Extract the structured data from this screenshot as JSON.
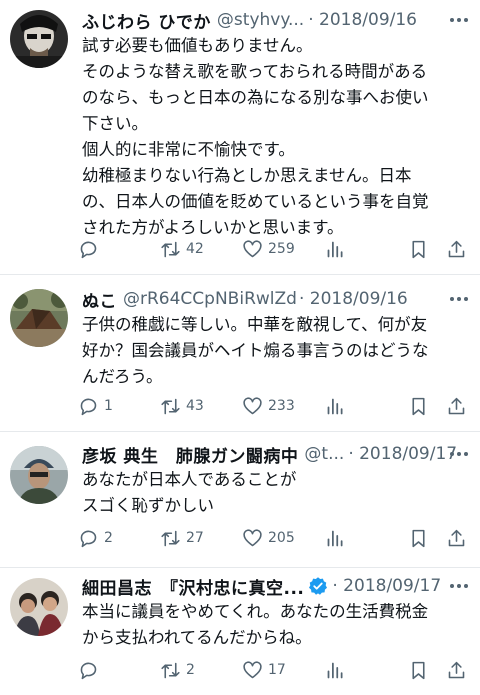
{
  "tweets": [
    {
      "name": "ふじわら ひでか",
      "handle": "@styhvy...",
      "date": "· 2018/09/16",
      "verified": false,
      "lines": [
        "試す必要も価値もありません。",
        "そのような替え歌を歌っておられる時間がある",
        "のなら、もっと日本の為になる別な事へお使い",
        "下さい。",
        "個人的に非常に不愉快です。",
        "幼稚極まりない行為としか思えません。日本",
        "の、日本人の価値を貶めているという事を自覚",
        "された方がよろしいかと思います。"
      ],
      "replies": "",
      "retweets": "42",
      "likes": "259"
    },
    {
      "name": "ぬこ",
      "handle": "@rR64CCpNBiRwlZd",
      "date": "· 2018/09/16",
      "verified": false,
      "lines": [
        "子供の稚戯に等しい。中華を敵視して、何が友",
        "好か？国会議員がヘイト煽る事言うのはどうな",
        "んだろう。"
      ],
      "replies": "1",
      "retweets": "43",
      "likes": "233"
    },
    {
      "name": "彦坂 典生　肺腺ガン闘病中",
      "handle": "@t...",
      "date": "· 2018/09/17",
      "verified": false,
      "lines": [
        "あなたが日本人であることが",
        "スゴく恥ずかしい"
      ],
      "replies": "2",
      "retweets": "27",
      "likes": "205"
    },
    {
      "name": "細田昌志　『沢村忠に真空...",
      "handle": "",
      "date": "· 2018/09/17",
      "verified": true,
      "lines": [
        "本当に議員をやめてくれ。あなたの生活費税金",
        "から支払われてるんだからね。"
      ],
      "replies": "",
      "retweets": "2",
      "likes": "17"
    }
  ],
  "icons": {
    "reply": "reply-icon",
    "retweet": "retweet-icon",
    "like": "heart-icon",
    "views": "views-icon",
    "bookmark": "bookmark-icon",
    "share": "share-icon",
    "more": "more-icon",
    "verified": "verified-badge-icon"
  },
  "colors": {
    "text": "#0f1419",
    "muted": "#536471",
    "verified": "#1d9bf0"
  }
}
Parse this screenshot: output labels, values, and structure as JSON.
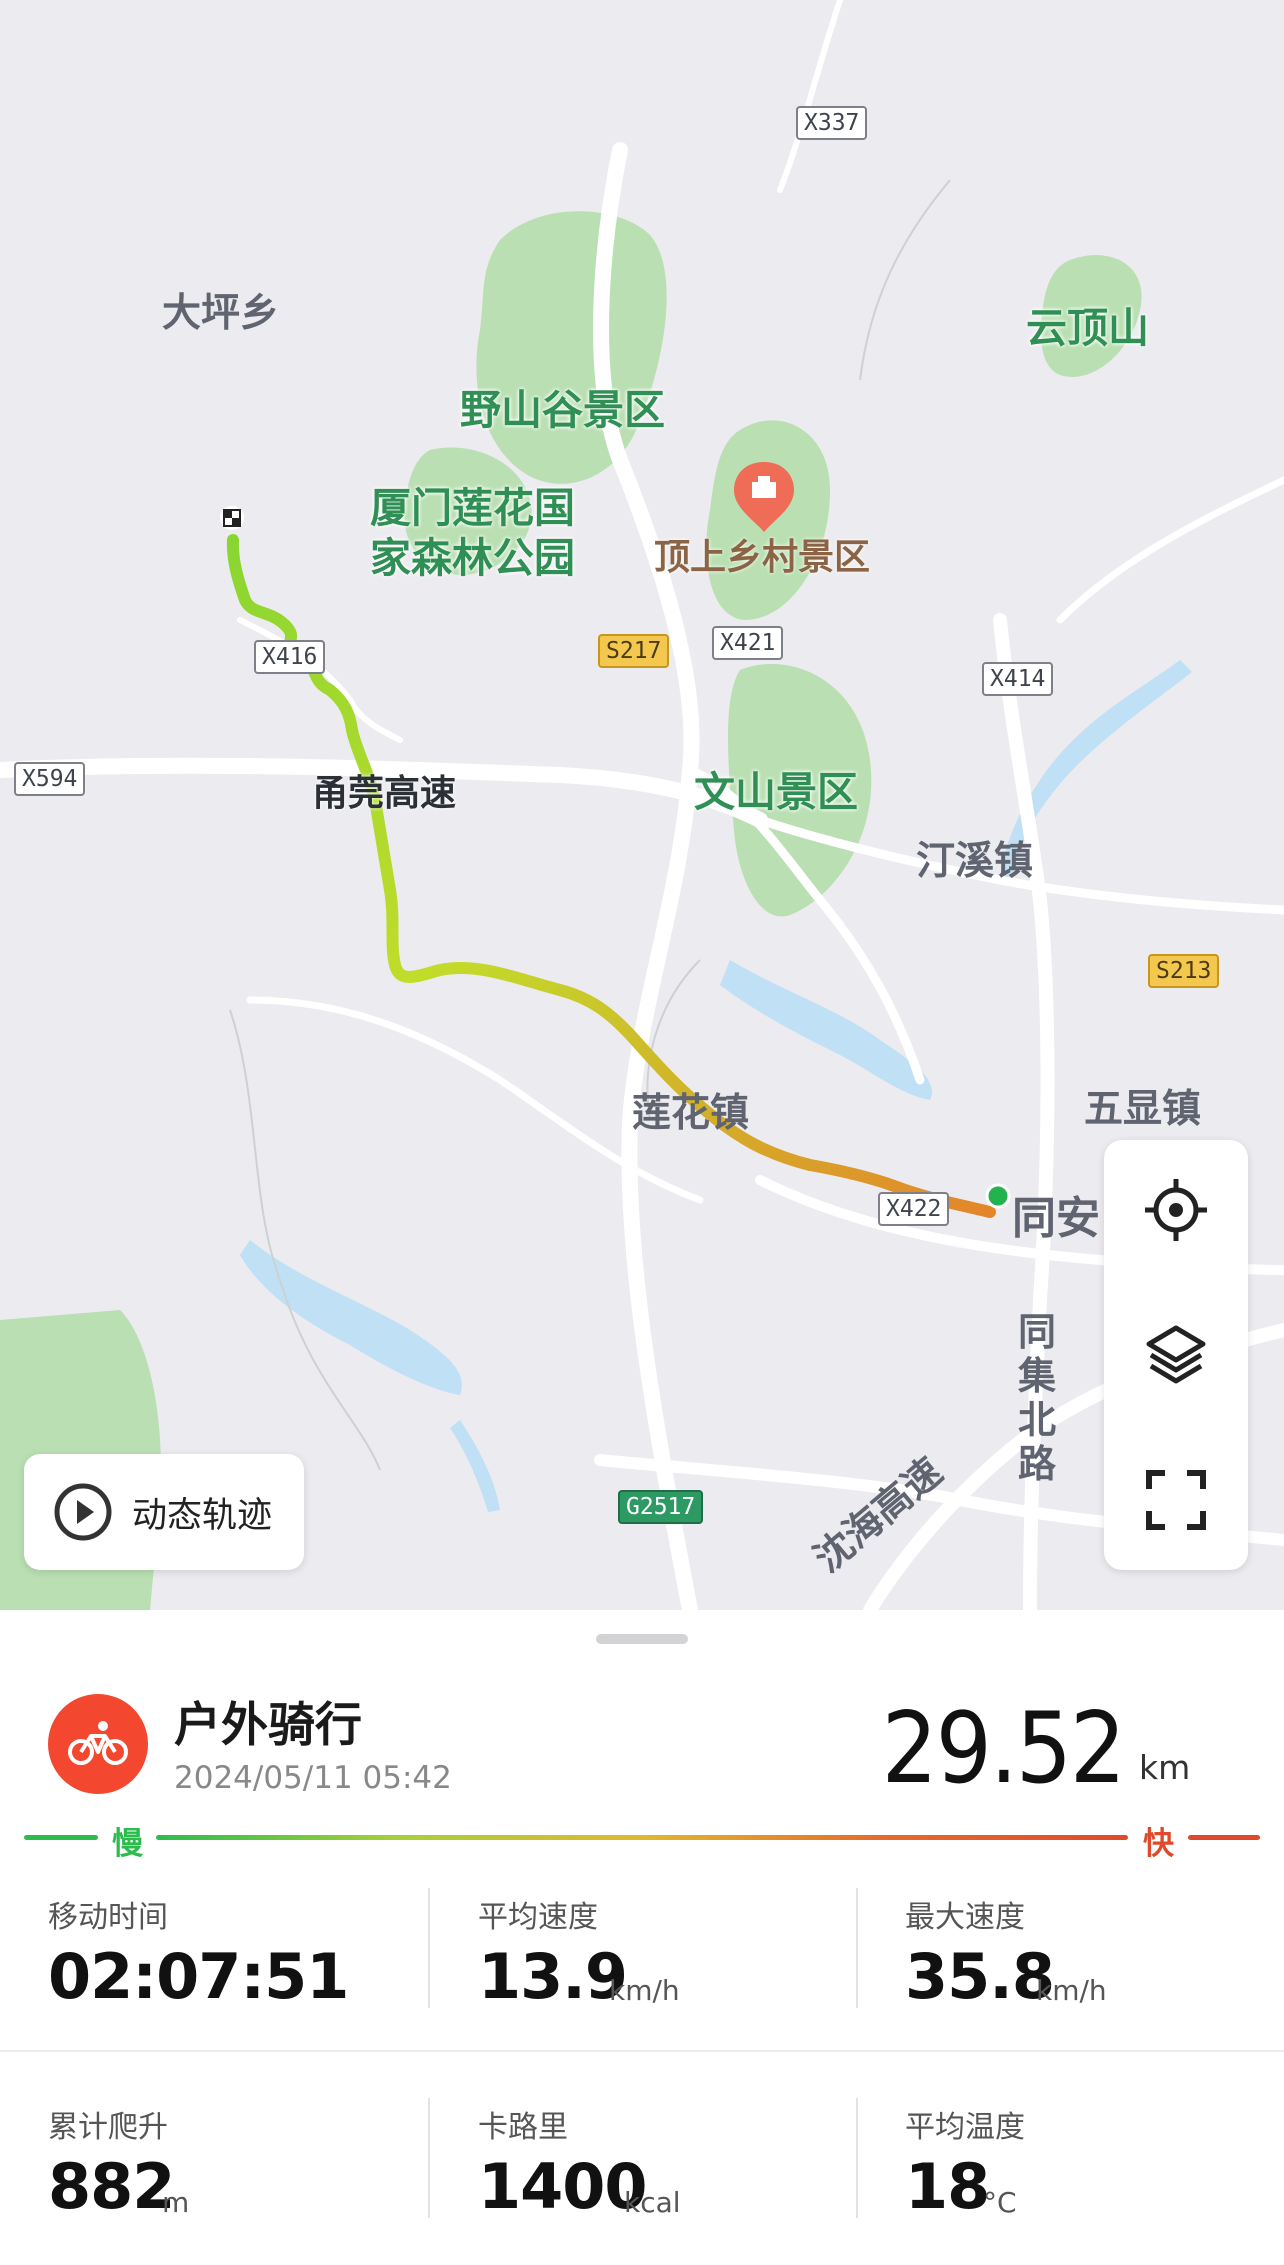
{
  "map": {
    "labels": {
      "dapingxiang": "大坪乡",
      "yunding": "云顶山",
      "yeshangu": "野山谷景区",
      "lianhua_line1": "厦门莲花国",
      "lianhua_line2": "家森林公园",
      "dingshang": "顶上乡村景区",
      "wenshan": "文山景区",
      "tingxi": "汀溪镇",
      "yongguan": "甬莞高速",
      "lianhuazhen": "莲花镇",
      "wuxian": "五显镇",
      "tongan": "同安",
      "tongji_road": "同集北路",
      "haiwei": "沈海高速"
    },
    "road_tags": {
      "x337": "X337",
      "x421": "X421",
      "x414": "X414",
      "x594": "X594",
      "x416": "X416",
      "x422": "X422",
      "s217": "S217",
      "s213": "S213",
      "g2517": "G2517"
    }
  },
  "controls": {
    "locate_icon": "crosshair-icon",
    "layers_icon": "layers-icon",
    "fullscreen_icon": "fullscreen-icon"
  },
  "replay": {
    "label": "动态轨迹",
    "icon": "play-circle-icon"
  },
  "activity": {
    "type": "户外骑行",
    "datetime": "2024/05/11 05:42",
    "icon": "bicycle-icon",
    "icon_color": "#f3472f",
    "distance": "29.52",
    "distance_unit": "km"
  },
  "speed_legend": {
    "slow": "慢",
    "fast": "快",
    "slow_color": "#2bbc4d",
    "fast_color": "#e04a2c"
  },
  "stats": [
    {
      "label": "移动时间",
      "value": "02:07:51",
      "unit": ""
    },
    {
      "label": "平均速度",
      "value": "13.9",
      "unit": "km/h"
    },
    {
      "label": "最大速度",
      "value": "35.8",
      "unit": "km/h"
    },
    {
      "label": "累计爬升",
      "value": "882",
      "unit": "m"
    },
    {
      "label": "卡路里",
      "value": "1400",
      "unit": "kcal"
    },
    {
      "label": "平均温度",
      "value": "18",
      "unit": "°C"
    }
  ]
}
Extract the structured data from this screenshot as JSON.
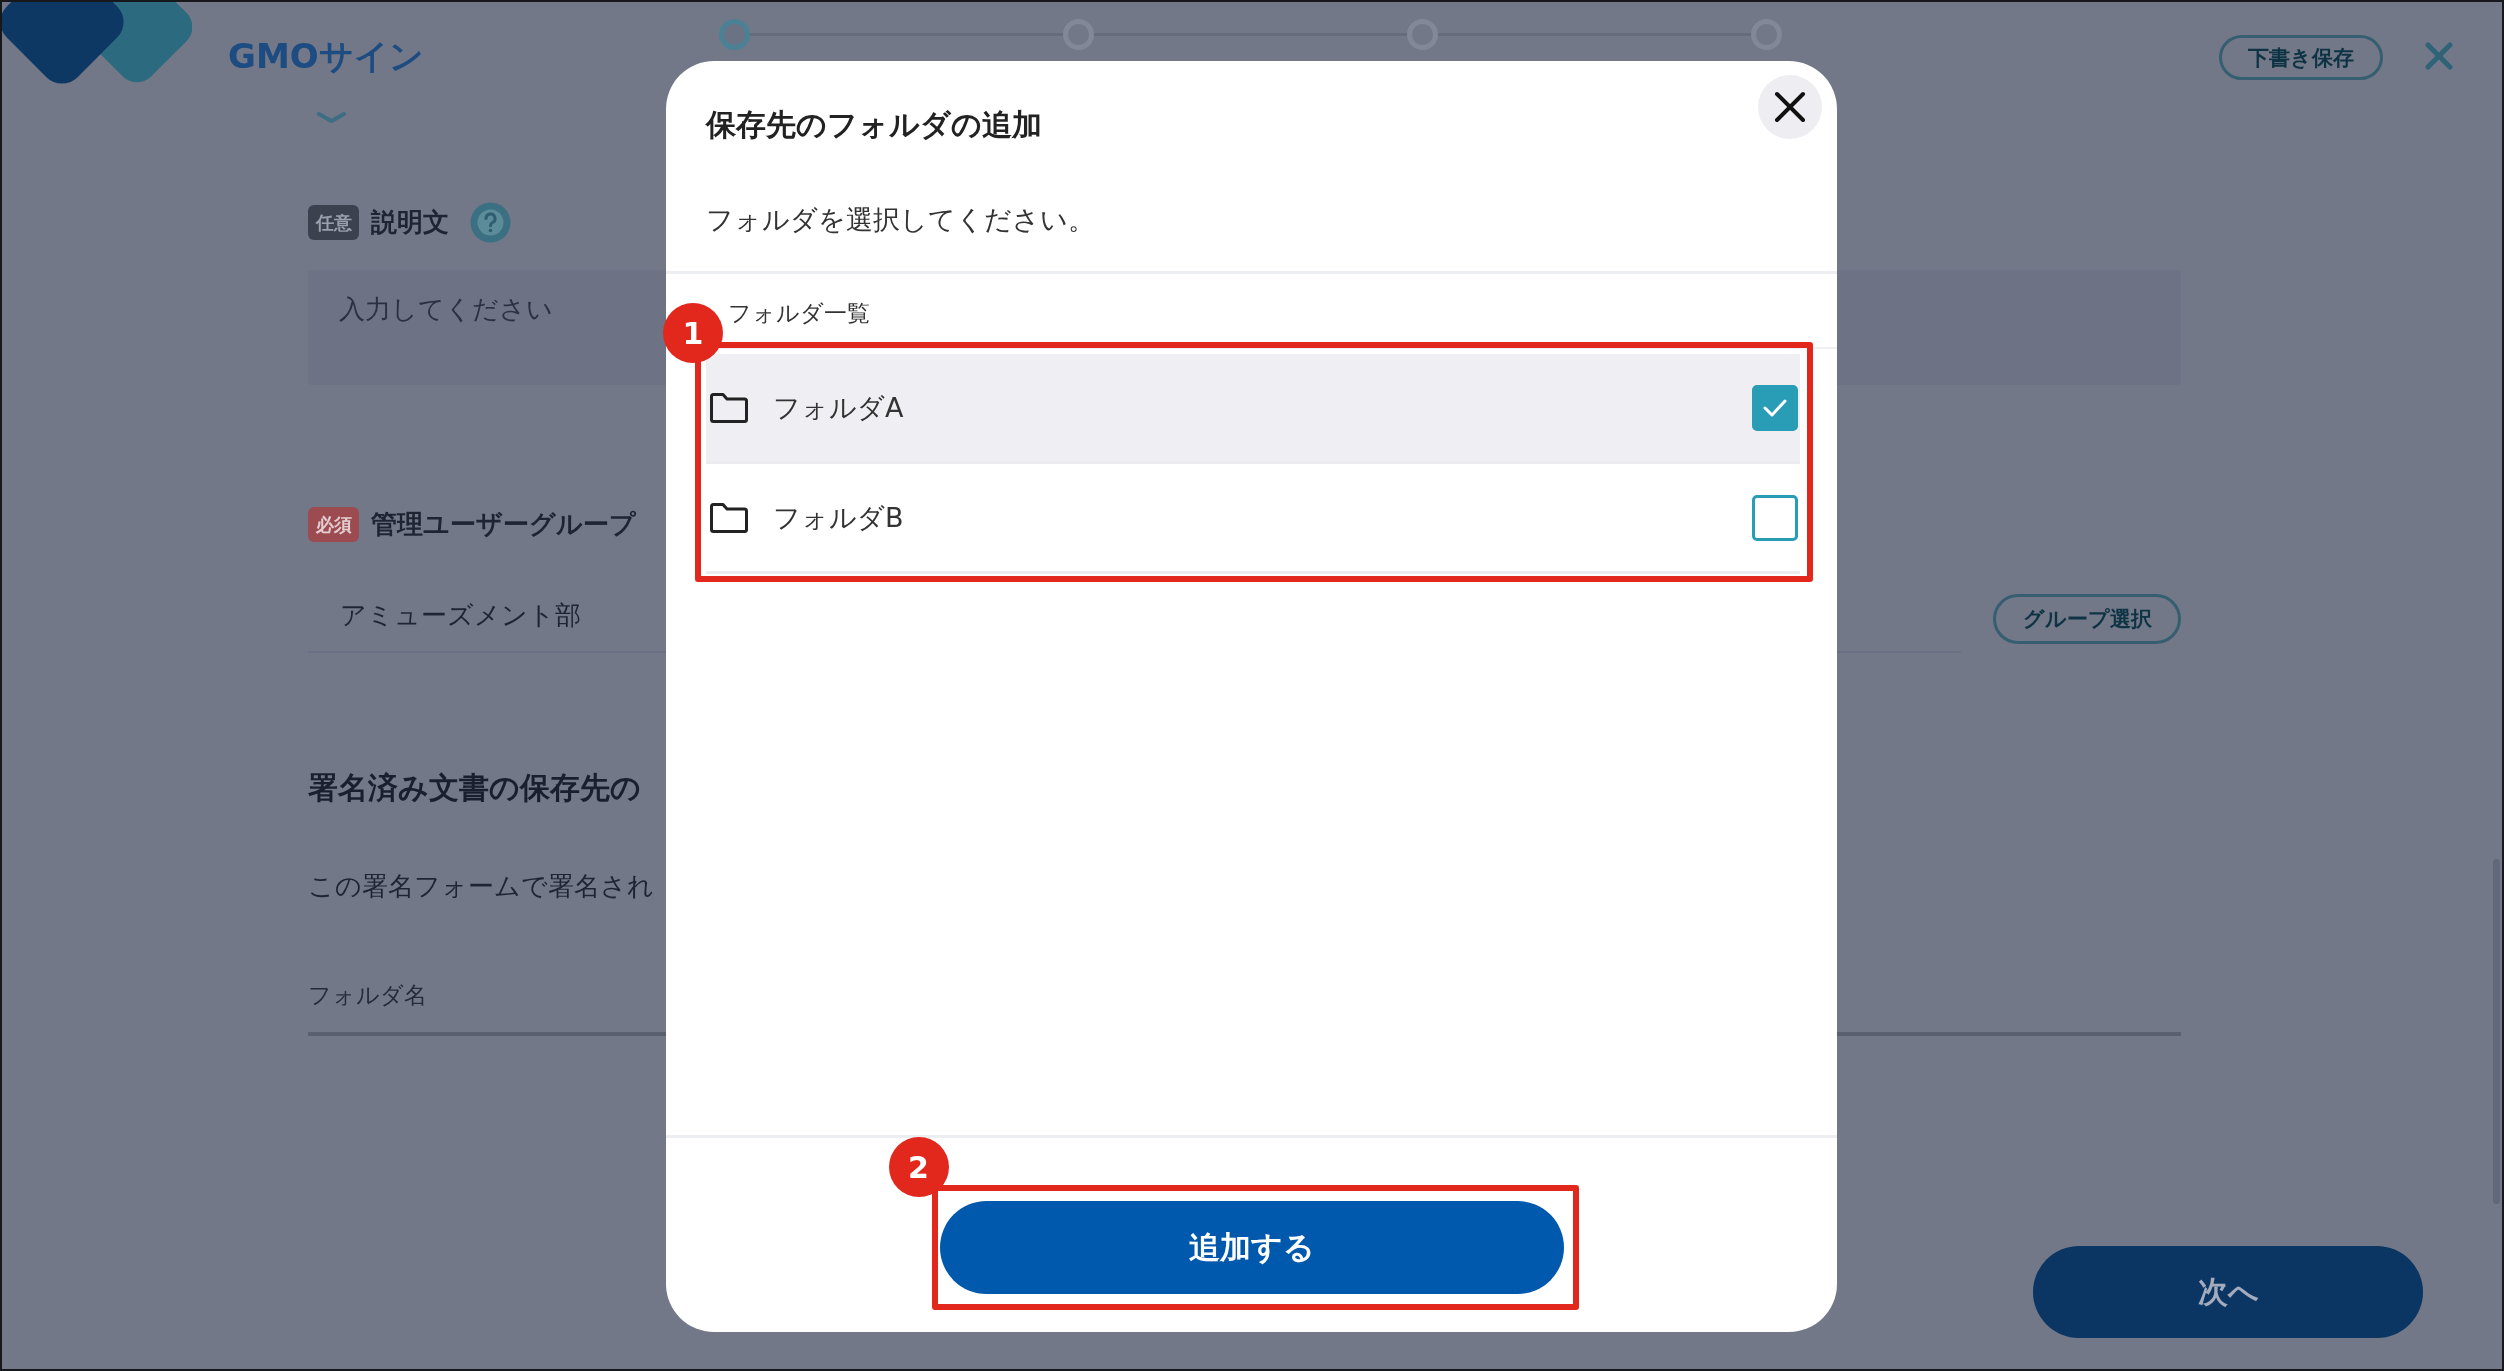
{
  "header": {
    "logo_text": "GMOサイン",
    "steps": [
      {
        "current": true
      },
      {
        "current": false
      },
      {
        "current": false
      },
      {
        "current": false
      }
    ],
    "draft_button": "下書き保存"
  },
  "form": {
    "description": {
      "badge": "任意",
      "required": false,
      "label": "説明文",
      "placeholder": "入力してください"
    },
    "admin_group": {
      "badge": "必須",
      "required": true,
      "label": "管理ユーザーグループ",
      "value": "アミューズメント部",
      "select_button": "グループ選択"
    },
    "save_location": {
      "heading": "署名済み文書の保存先の",
      "text": "この署名フォームで署名され",
      "folder_field": {
        "placeholder": "フォルダ名"
      }
    }
  },
  "next_button": "次へ",
  "dialog": {
    "title": "保存先のフォルダの追加",
    "instruction": "フォルダを選択してください。",
    "list_label": "フォルダ一覧",
    "folders": [
      {
        "name": "フォルダA",
        "checked": true
      },
      {
        "name": "フォルダB",
        "checked": false
      }
    ],
    "add_button": "追加する"
  },
  "callouts": [
    {
      "number": "1"
    },
    {
      "number": "2"
    }
  ]
}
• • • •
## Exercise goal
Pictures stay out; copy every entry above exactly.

## Result of this task
Extract the structured data from this screenshot as JSON.
{
  "tweets": [
    {
      "name": "ふじわら ひでか",
      "handle": "@styhvy...",
      "date": "· 2018/09/16",
      "verified": false,
      "lines": [
        "試す必要も価値もありません。",
        "そのような替え歌を歌っておられる時間がある",
        "のなら、もっと日本の為になる別な事へお使い",
        "下さい。",
        "個人的に非常に不愉快です。",
        "幼稚極まりない行為としか思えません。日本",
        "の、日本人の価値を貶めているという事を自覚",
        "された方がよろしいかと思います。"
      ],
      "replies": "",
      "retweets": "42",
      "likes": "259"
    },
    {
      "name": "ぬこ",
      "handle": "@rR64CCpNBiRwlZd",
      "date": "· 2018/09/16",
      "verified": false,
      "lines": [
        "子供の稚戯に等しい。中華を敵視して、何が友",
        "好か？国会議員がヘイト煽る事言うのはどうな",
        "んだろう。"
      ],
      "replies": "1",
      "retweets": "43",
      "likes": "233"
    },
    {
      "name": "彦坂 典生　肺腺ガン闘病中",
      "handle": "@t...",
      "date": "· 2018/09/17",
      "verified": false,
      "lines": [
        "あなたが日本人であることが",
        "スゴく恥ずかしい"
      ],
      "replies": "2",
      "retweets": "27",
      "likes": "205"
    },
    {
      "name": "細田昌志　『沢村忠に真空...",
      "handle": "",
      "date": "· 2018/09/17",
      "verified": true,
      "lines": [
        "本当に議員をやめてくれ。あなたの生活費税金",
        "から支払われてるんだからね。"
      ],
      "replies": "",
      "retweets": "2",
      "likes": "17"
    }
  ],
  "icons": {
    "reply": "reply-icon",
    "retweet": "retweet-icon",
    "like": "heart-icon",
    "views": "views-icon",
    "bookmark": "bookmark-icon",
    "share": "share-icon",
    "more": "more-icon",
    "verified": "verified-badge-icon"
  },
  "colors": {
    "text": "#0f1419",
    "muted": "#536471",
    "verified": "#1d9bf0"
  }
}
Parse this screenshot: output labels, values, and structure as JSON.
{
  "map": {
    "labels": {
      "dapingxiang": "大坪乡",
      "yunding": "云顶山",
      "yeshangu": "野山谷景区",
      "lianhua_line1": "厦门莲花国",
      "lianhua_line2": "家森林公园",
      "dingshang": "顶上乡村景区",
      "wenshan": "文山景区",
      "tingxi": "汀溪镇",
      "yongguan": "甬莞高速",
      "lianhuazhen": "莲花镇",
      "wuxian": "五显镇",
      "tongan": "同安",
      "tongji_road": "同集北路",
      "haiwei": "沈海高速"
    },
    "road_tags": {
      "x337": "X337",
      "x421": "X421",
      "x414": "X414",
      "x594": "X594",
      "x416": "X416",
      "x422": "X422",
      "s217": "S217",
      "s213": "S213",
      "g2517": "G2517"
    }
  },
  "controls": {
    "locate_icon": "crosshair-icon",
    "layers_icon": "layers-icon",
    "fullscreen_icon": "fullscreen-icon"
  },
  "replay": {
    "label": "动态轨迹",
    "icon": "play-circle-icon"
  },
  "activity": {
    "type": "户外骑行",
    "datetime": "2024/05/11 05:42",
    "icon": "bicycle-icon",
    "icon_color": "#f3472f",
    "distance": "29.52",
    "distance_unit": "km"
  },
  "speed_legend": {
    "slow": "慢",
    "fast": "快",
    "slow_color": "#2bbc4d",
    "fast_color": "#e04a2c"
  },
  "stats": [
    {
      "label": "移动时间",
      "value": "02:07:51",
      "unit": ""
    },
    {
      "label": "平均速度",
      "value": "13.9",
      "unit": "km/h"
    },
    {
      "label": "最大速度",
      "value": "35.8",
      "unit": "km/h"
    },
    {
      "label": "累计爬升",
      "value": "882",
      "unit": "m"
    },
    {
      "label": "卡路里",
      "value": "1400",
      "unit": "kcal"
    },
    {
      "label": "平均温度",
      "value": "18",
      "unit": "°C"
    }
  ]
}
Extract the structured data from this screenshot as JSON.
{
  "header": {
    "logo_text": "GMOサイン",
    "steps": [
      {
        "current": true
      },
      {
        "current": false
      },
      {
        "current": false
      },
      {
        "current": false
      }
    ],
    "draft_button": "下書き保存"
  },
  "form": {
    "description": {
      "badge": "任意",
      "required": false,
      "label": "説明文",
      "placeholder": "入力してください"
    },
    "admin_group": {
      "badge": "必須",
      "required": true,
      "label": "管理ユーザーグループ",
      "value": "アミューズメント部",
      "select_button": "グループ選択"
    },
    "save_location": {
      "heading": "署名済み文書の保存先の",
      "text": "この署名フォームで署名され",
      "folder_field": {
        "placeholder": "フォルダ名"
      }
    }
  },
  "next_button": "次へ",
  "dialog": {
    "title": "保存先のフォルダの追加",
    "instruction": "フォルダを選択してください。",
    "list_label": "フォルダ一覧",
    "folders": [
      {
        "name": "フォルダA",
        "checked": true
      },
      {
        "name": "フォルダB",
        "checked": false
      }
    ],
    "add_button": "追加する"
  },
  "callouts": [
    {
      "number": "1"
    },
    {
      "number": "2"
    }
  ]
}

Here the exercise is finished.